MW: Roughly how long has your father known you are gay?

MARCEL-KEYES: He's known since the end of high school. I graduated in 2003, so a couple of years now.

MW: The story we're hearing is that he disowned you, kicked you out.

MARCEL-KEYES: He cut off all financial support, but that's something that I can totally understand. I am working for things that he's directly opposed to. It doesn't make much sense for him to be [financially] supporting someone who is working against what he believes in.

On a personal level, I'm not sure what's going to happen. It's been crazy.

MW: Why was there no conflict while you were working on your father's campaign if he knew you were gay?

MARCEL-KEYES: Well, basically, I think my parents have never really accepted that I was queer. They thought it was a phase. As long as I was quiet about it and it was just them who knew, they could kind of try and push me back toward heterosexuality. But when I actually acknowledged it publicly, then it was sort of like "Oh, gosh, we can't be having that around here."
Bria share's her story and has something good to say about Focus on the Family (all things considered):
MW: Bria, what's your story?

MURRAY: I was raised with the same beliefs as Maya, that being gay was wrong, it was a sin.
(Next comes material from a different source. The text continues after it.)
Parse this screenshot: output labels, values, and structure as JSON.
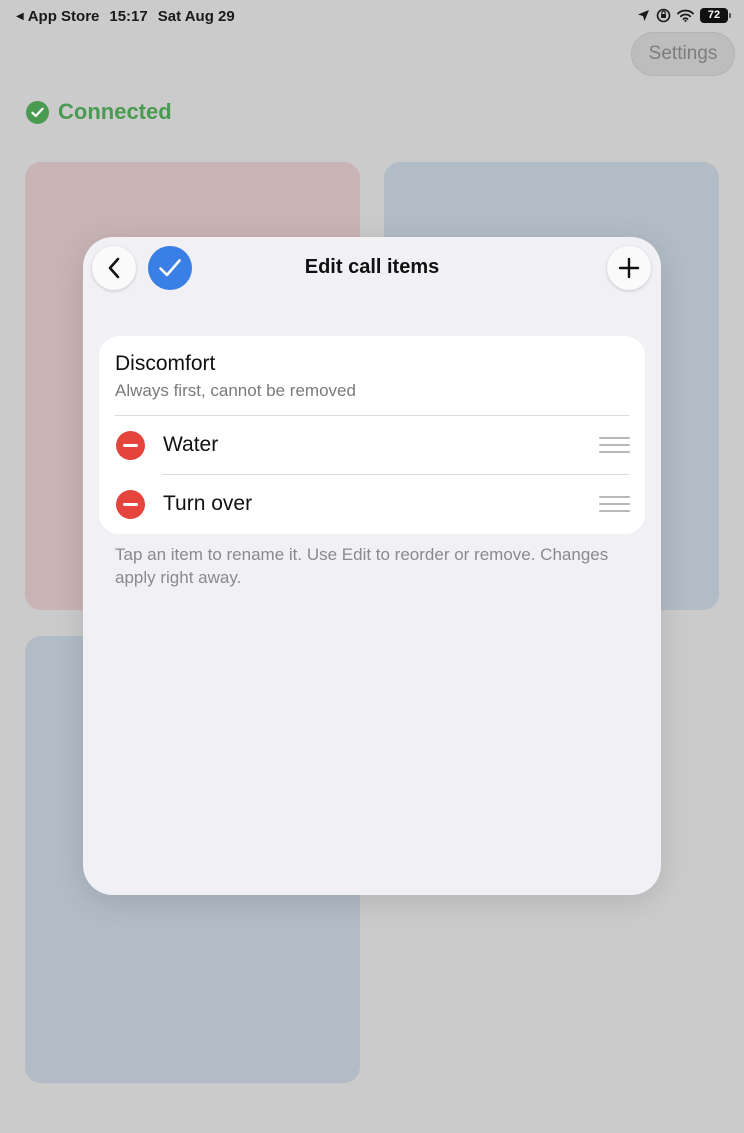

My parents were separated. My dad left when I was 7. He was abusive to my mom, and my mom was abusive to me. She would beat me and quote Bible verses at me. She was pretty ultra religious.

She read my journal where I wrote down "I think I might be bi." She called her therapist, all upset. I'm sure you're aware of "Focus on the Family." Are you aware of their [ex-gay program] "Love Won Out?" Well, she took me to one of those.

MW: Did you resent her for trying to change you?

MURRAY: No, because it was fascinating to me to hear all this "psychology." It was not what I expected, you know, "gays bad, going to hell." It was definitely not coming from a condemning point of view. So I don't necessarily resent her for that. I don't resent a lot of people for a lot of things. It's not worth my time nor my energy.
I've become a regular reader of Maya, Bria and some of their friends' blogs. I always find different points of view interesting and they come from an angle I've never seen; gay, Christian, anarchist, pro-life -- they defy stereotypes. That makes them interesting. Recently one of Maya's best friends started his his own blog. This guy (I don't know his name) seems to be the only atheist in the group, but he furthers the cause of defying stereotypes by being in the air force and currently deployed in Iraq. Fascinating people, all of them. And they all seem like good people, too.